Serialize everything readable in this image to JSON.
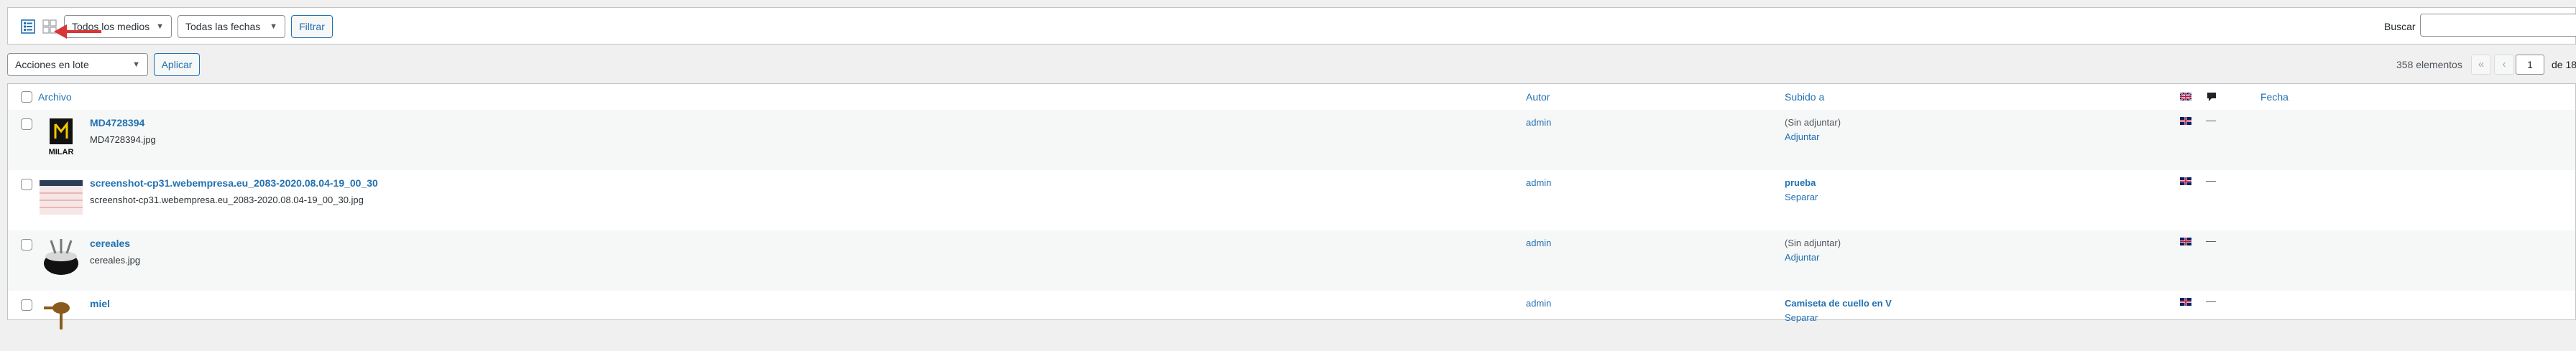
{
  "filters": {
    "media_type_select": "Todos los medios",
    "date_select": "Todas las fechas",
    "filter_button": "Filtrar",
    "search_label": "Buscar",
    "search_value": ""
  },
  "bulk": {
    "select": "Acciones en lote",
    "apply_button": "Aplicar"
  },
  "pagination": {
    "count": "358 elementos",
    "first": "«",
    "prev": "‹",
    "current_page": "1",
    "of_total": "de 18"
  },
  "table": {
    "columns": {
      "file": "Archivo",
      "author": "Autor",
      "uploaded_to": "Subido a",
      "date": "Fecha"
    },
    "rows": [
      {
        "title": "MD4728394",
        "filename": "MD4728394.jpg",
        "author": "admin",
        "parent": "(Sin adjuntar)",
        "action": "Adjuntar",
        "translation": "—",
        "thumb_text": "MILAR"
      },
      {
        "title": "screenshot-cp31.webempresa.eu_2083-2020.08.04-19_00_30",
        "filename": "screenshot-cp31.webempresa.eu_2083-2020.08.04-19_00_30.jpg",
        "author": "admin",
        "parent": "prueba",
        "action": "Separar",
        "translation": "—"
      },
      {
        "title": "cereales",
        "filename": "cereales.jpg",
        "author": "admin",
        "parent": "(Sin adjuntar)",
        "action": "Adjuntar",
        "translation": "—"
      },
      {
        "title": "miel",
        "filename": "",
        "author": "admin",
        "parent": "Camiseta de cuello en V",
        "action": "Separar",
        "translation": "—"
      }
    ]
  },
  "icons": {
    "list_view": "list-view-icon",
    "grid_view": "grid-view-icon",
    "annotation_arrow": "red-arrow-icon",
    "language_flag": "uk-flag-icon",
    "comment": "comment-bubble-icon"
  },
  "colors": {
    "link": "#2271b1",
    "arrow": "#d63638",
    "background": "#f0f0f1"
  }
}
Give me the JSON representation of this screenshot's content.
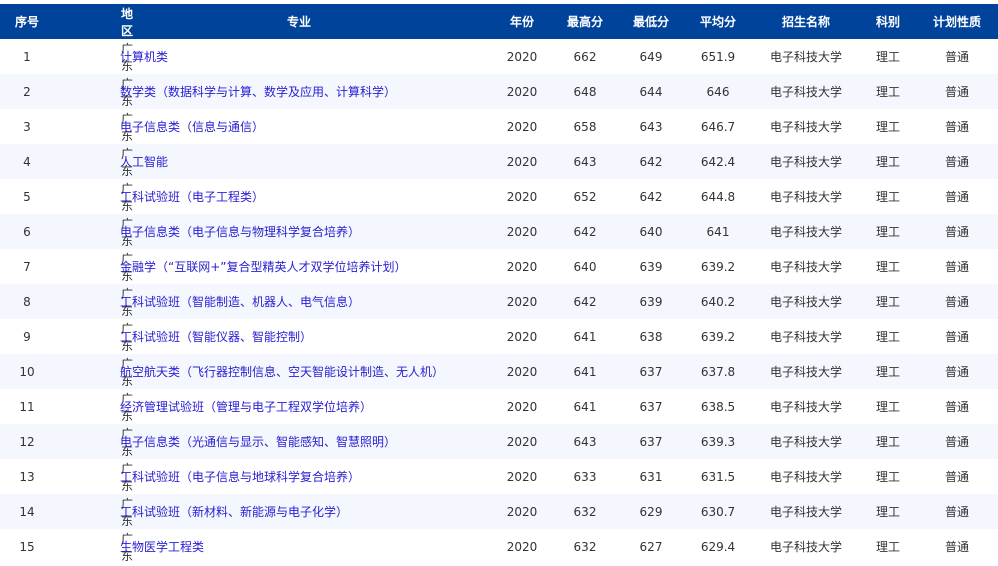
{
  "headers": [
    "序号",
    "地区",
    "专业",
    "年份",
    "最高分",
    "最低分",
    "平均分",
    "招生名称",
    "科别",
    "计划性质"
  ],
  "rows": [
    [
      "1",
      "广东",
      "计算机类",
      "2020",
      "662",
      "649",
      "651.9",
      "电子科技大学",
      "理工",
      "普通"
    ],
    [
      "2",
      "广东",
      "数学类（数据科学与计算、数学及应用、计算科学）",
      "2020",
      "648",
      "644",
      "646",
      "电子科技大学",
      "理工",
      "普通"
    ],
    [
      "3",
      "广东",
      "电子信息类（信息与通信）",
      "2020",
      "658",
      "643",
      "646.7",
      "电子科技大学",
      "理工",
      "普通"
    ],
    [
      "4",
      "广东",
      "人工智能",
      "2020",
      "643",
      "642",
      "642.4",
      "电子科技大学",
      "理工",
      "普通"
    ],
    [
      "5",
      "广东",
      "工科试验班（电子工程类）",
      "2020",
      "652",
      "642",
      "644.8",
      "电子科技大学",
      "理工",
      "普通"
    ],
    [
      "6",
      "广东",
      "电子信息类（电子信息与物理科学复合培养）",
      "2020",
      "642",
      "640",
      "641",
      "电子科技大学",
      "理工",
      "普通"
    ],
    [
      "7",
      "广东",
      "金融学（“互联网+”复合型精英人才双学位培养计划）",
      "2020",
      "640",
      "639",
      "639.2",
      "电子科技大学",
      "理工",
      "普通"
    ],
    [
      "8",
      "广东",
      "工科试验班（智能制造、机器人、电气信息）",
      "2020",
      "642",
      "639",
      "640.2",
      "电子科技大学",
      "理工",
      "普通"
    ],
    [
      "9",
      "广东",
      "工科试验班（智能仪器、智能控制）",
      "2020",
      "641",
      "638",
      "639.2",
      "电子科技大学",
      "理工",
      "普通"
    ],
    [
      "10",
      "广东",
      "航空航天类（飞行器控制信息、空天智能设计制造、无人机）",
      "2020",
      "641",
      "637",
      "637.8",
      "电子科技大学",
      "理工",
      "普通"
    ],
    [
      "11",
      "广东",
      "经济管理试验班（管理与电子工程双学位培养）",
      "2020",
      "641",
      "637",
      "638.5",
      "电子科技大学",
      "理工",
      "普通"
    ],
    [
      "12",
      "广东",
      "电子信息类（光通信与显示、智能感知、智慧照明）",
      "2020",
      "643",
      "637",
      "639.3",
      "电子科技大学",
      "理工",
      "普通"
    ],
    [
      "13",
      "广东",
      "工科试验班（电子信息与地球科学复合培养）",
      "2020",
      "633",
      "631",
      "631.5",
      "电子科技大学",
      "理工",
      "普通"
    ],
    [
      "14",
      "广东",
      "工科试验班（新材料、新能源与电子化学）",
      "2020",
      "632",
      "629",
      "630.7",
      "电子科技大学",
      "理工",
      "普通"
    ],
    [
      "15",
      "广东",
      "生物医学工程类",
      "2020",
      "632",
      "627",
      "629.4",
      "电子科技大学",
      "理工",
      "普通"
    ]
  ]
}
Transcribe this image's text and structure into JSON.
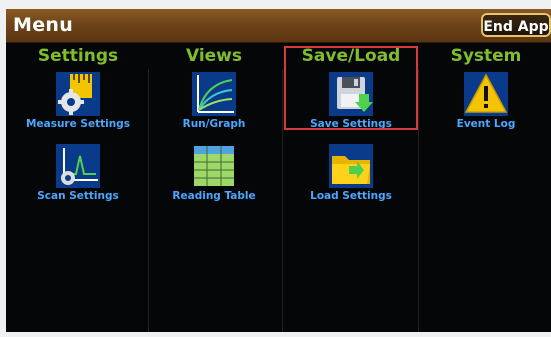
{
  "header": {
    "title": "Menu",
    "end_app_label": "End App"
  },
  "columns": [
    {
      "heading": "Settings",
      "items": [
        {
          "label": "Measure Settings",
          "icon": "measure-settings-icon"
        },
        {
          "label": "Scan Settings",
          "icon": "scan-settings-icon"
        }
      ]
    },
    {
      "heading": "Views",
      "items": [
        {
          "label": "Run/Graph",
          "icon": "graph-icon"
        },
        {
          "label": "Reading Table",
          "icon": "table-icon"
        }
      ]
    },
    {
      "heading": "Save/Load",
      "items": [
        {
          "label": "Save Settings",
          "icon": "save-icon"
        },
        {
          "label": "Load Settings",
          "icon": "load-folder-icon"
        }
      ]
    },
    {
      "heading": "System",
      "items": [
        {
          "label": "Event Log",
          "icon": "warning-icon"
        }
      ]
    }
  ],
  "colors": {
    "heading": "#7fbf2e",
    "label": "#4aa8ff",
    "highlight": "#d83a3a",
    "titlebar": "#6f4418"
  }
}
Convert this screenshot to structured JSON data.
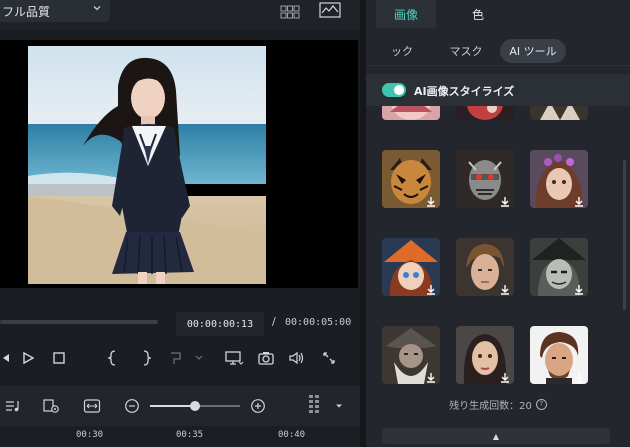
{
  "player": {
    "quality_label": "フル品質",
    "current_time": "00:00:00:13",
    "separator": "/",
    "total_time": "00:00:05:00",
    "progress": 0
  },
  "timeline": {
    "ticks": [
      "00:30",
      "00:35",
      "00:40"
    ],
    "zoom_level": 0.5
  },
  "panel": {
    "main_tabs": [
      {
        "label": "画像",
        "active": true
      },
      {
        "label": "色",
        "active": false
      }
    ],
    "sub_tabs": [
      {
        "label": "ック",
        "active": false
      },
      {
        "label": "マスク",
        "active": false
      },
      {
        "label": "AI ツール",
        "active": true
      }
    ],
    "toggle_label": "AI画像スタイライズ",
    "toggle_on": true,
    "remaining_text": "残り生成回数：20",
    "help_glyph": "?",
    "collapse_glyph": "▲"
  },
  "colors": {
    "accent": "#4fd4c0",
    "toggle": "#3fc4b0",
    "panel_bg": "#23272d",
    "app_bg": "#1a1d22"
  },
  "icons": [
    "chevron-down-icon",
    "grid-view-icon",
    "waveform-icon",
    "step-back-icon",
    "play-icon",
    "stop-icon",
    "mark-in-icon",
    "mark-out-icon",
    "insert-icon",
    "display-icon",
    "snapshot-icon",
    "volume-icon",
    "fullscreen-icon",
    "audio-track-icon",
    "clip-icon",
    "fit-icon",
    "zoom-out-icon",
    "zoom-in-icon",
    "columns-icon",
    "more-icon",
    "download-icon",
    "help-icon",
    "collapse-icon"
  ]
}
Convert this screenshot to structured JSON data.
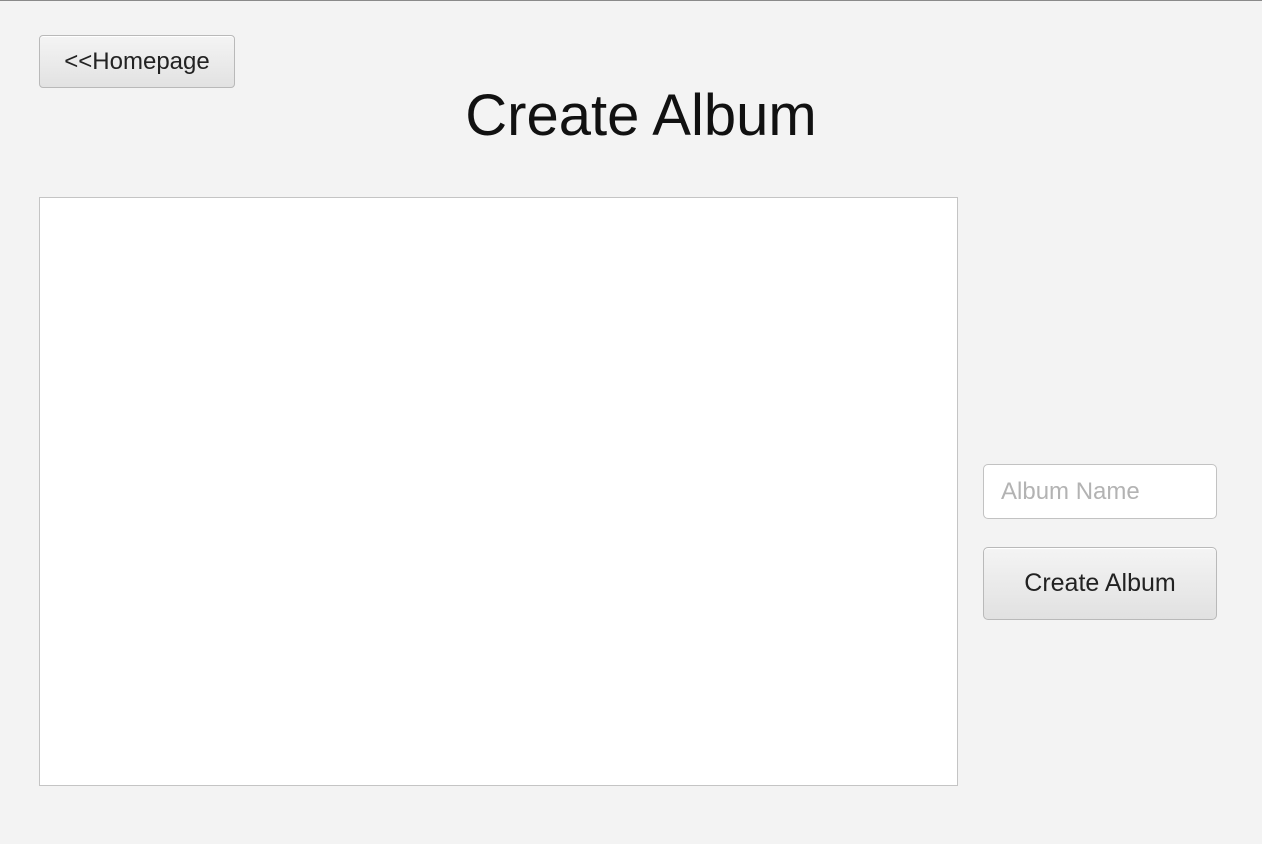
{
  "nav": {
    "back_label": "<<Homepage"
  },
  "header": {
    "title": "Create Album"
  },
  "album_list": {
    "items": []
  },
  "form": {
    "album_name_placeholder": "Album Name",
    "album_name_value": "",
    "create_label": "Create Album"
  }
}
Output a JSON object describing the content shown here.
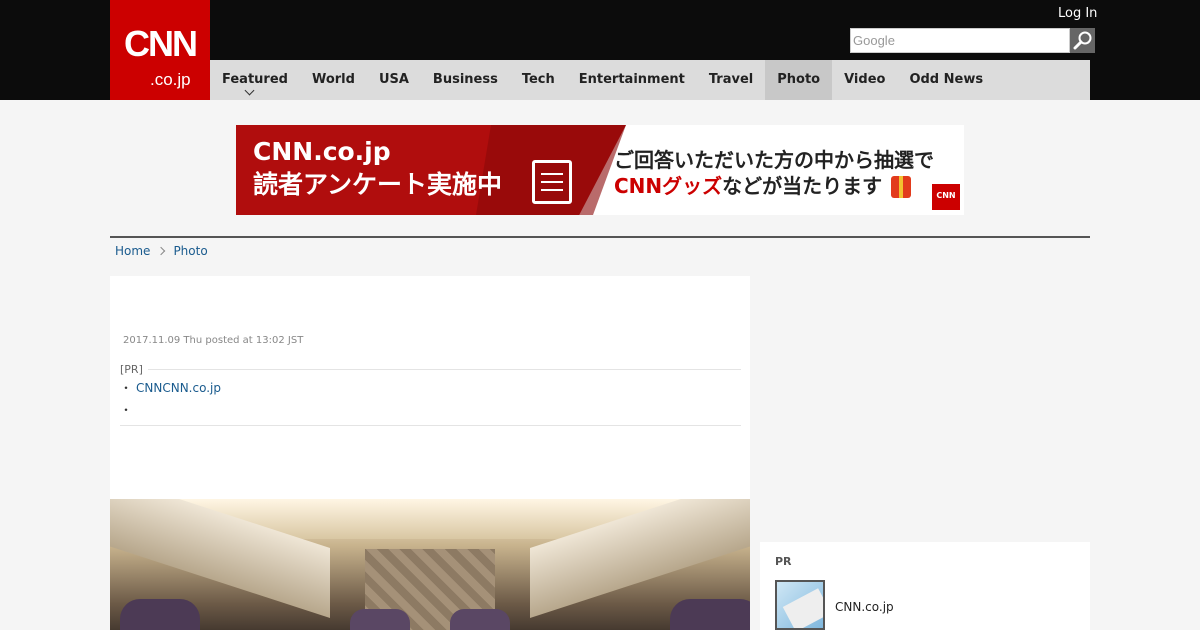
{
  "header": {
    "logo_text": "CNN",
    "logo_domain": ".co.jp",
    "login_label": "Log In",
    "search_placeholder": "Google",
    "nav": [
      {
        "label": "Featured"
      },
      {
        "label": "World"
      },
      {
        "label": "USA"
      },
      {
        "label": "Business"
      },
      {
        "label": "Tech"
      },
      {
        "label": "Entertainment"
      },
      {
        "label": "Travel"
      },
      {
        "label": "Photo",
        "active": true
      },
      {
        "label": "Video"
      },
      {
        "label": "Odd News"
      }
    ]
  },
  "banner": {
    "line1": "CNN.co.jp",
    "line2": "読者アンケート実施中",
    "line3": "ご回答いただいた方の中から抽選で",
    "line4_red": "CNNグッズ",
    "line4_rest": "などが当たります",
    "mini_logo": "CNN"
  },
  "breadcrumb": {
    "home": "Home",
    "current": "Photo"
  },
  "article": {
    "date": "2017.11.09 Thu posted at 13:02 JST",
    "pr_label": "[PR]",
    "pr_bullet": "・",
    "pr_link": "CNNCNN.co.jp",
    "pr_dot": "・"
  },
  "side_pr": {
    "title": "PR",
    "item_text": "CNN.co.jp"
  },
  "colors": {
    "brand_red": "#cc0000",
    "header_bg": "#0c0c0c",
    "nav_bg": "#dcdcdc",
    "link": "#1a5b8e"
  }
}
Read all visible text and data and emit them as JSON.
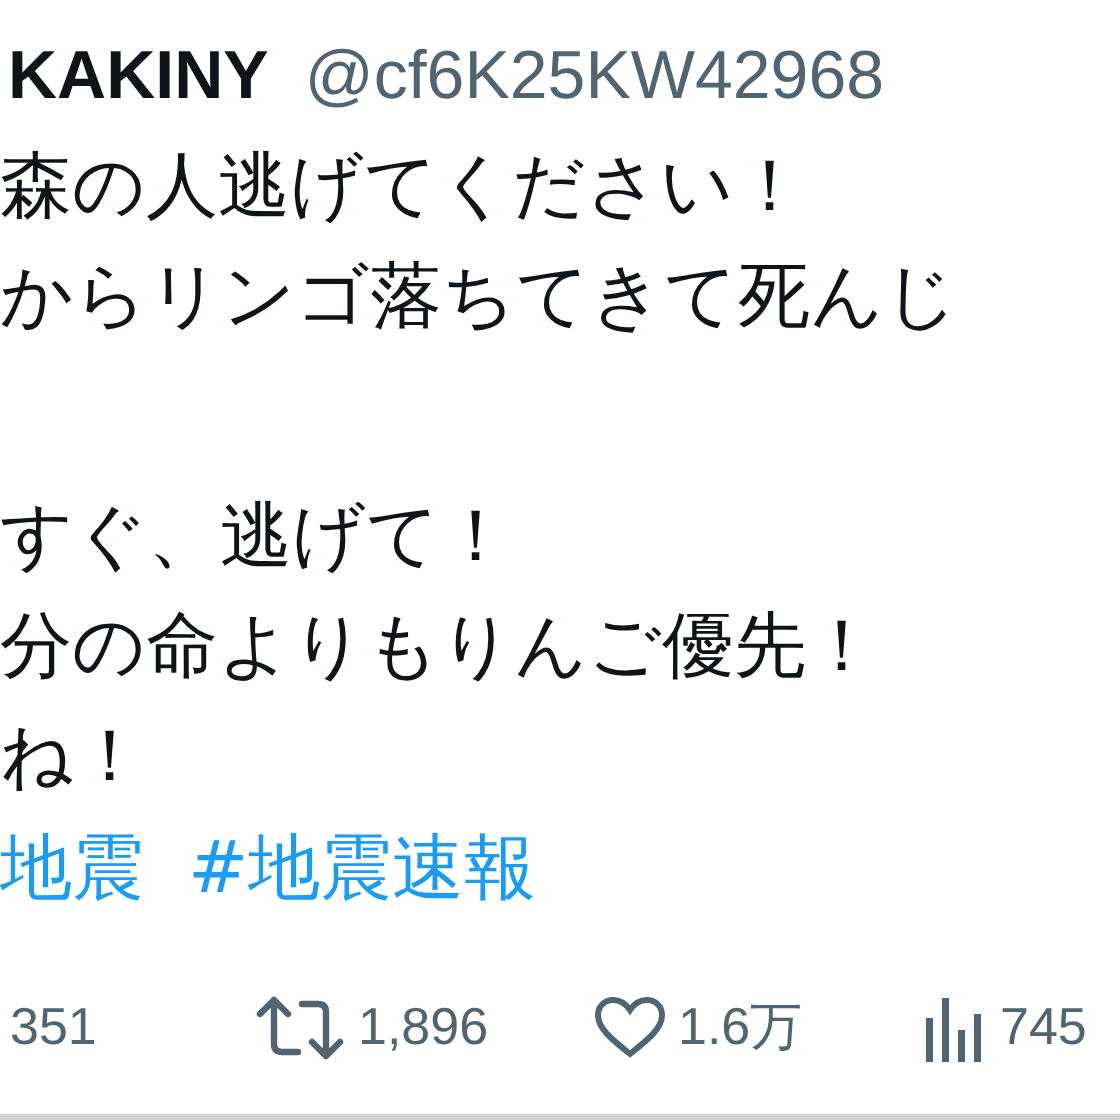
{
  "author": {
    "name": "KAKINY",
    "handle": "@cf6K25KW42968"
  },
  "paragraphs": [
    [
      "森の人逃げてください！",
      "からリンゴ落ちてきて死んじ"
    ],
    [
      "すぐ、逃げて！",
      "分の命よりもりんご優先！",
      "ね！"
    ]
  ],
  "hashtags": [
    "地震",
    "#地震速報"
  ],
  "stats": [
    {
      "kind": "reply",
      "count": "351"
    },
    {
      "kind": "retweet",
      "count": "1,896"
    },
    {
      "kind": "like",
      "count": "1.6万"
    },
    {
      "kind": "views",
      "count": "745"
    }
  ]
}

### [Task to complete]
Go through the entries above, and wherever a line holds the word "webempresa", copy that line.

### [Answer for this exercise]
        "title": "screenshot-cp31.webempresa.eu_2083-2020.08.04-19_00_30",
        "filename": "screenshot-cp31.webempresa.eu_2083-2020.08.04-19_00_30.jpg",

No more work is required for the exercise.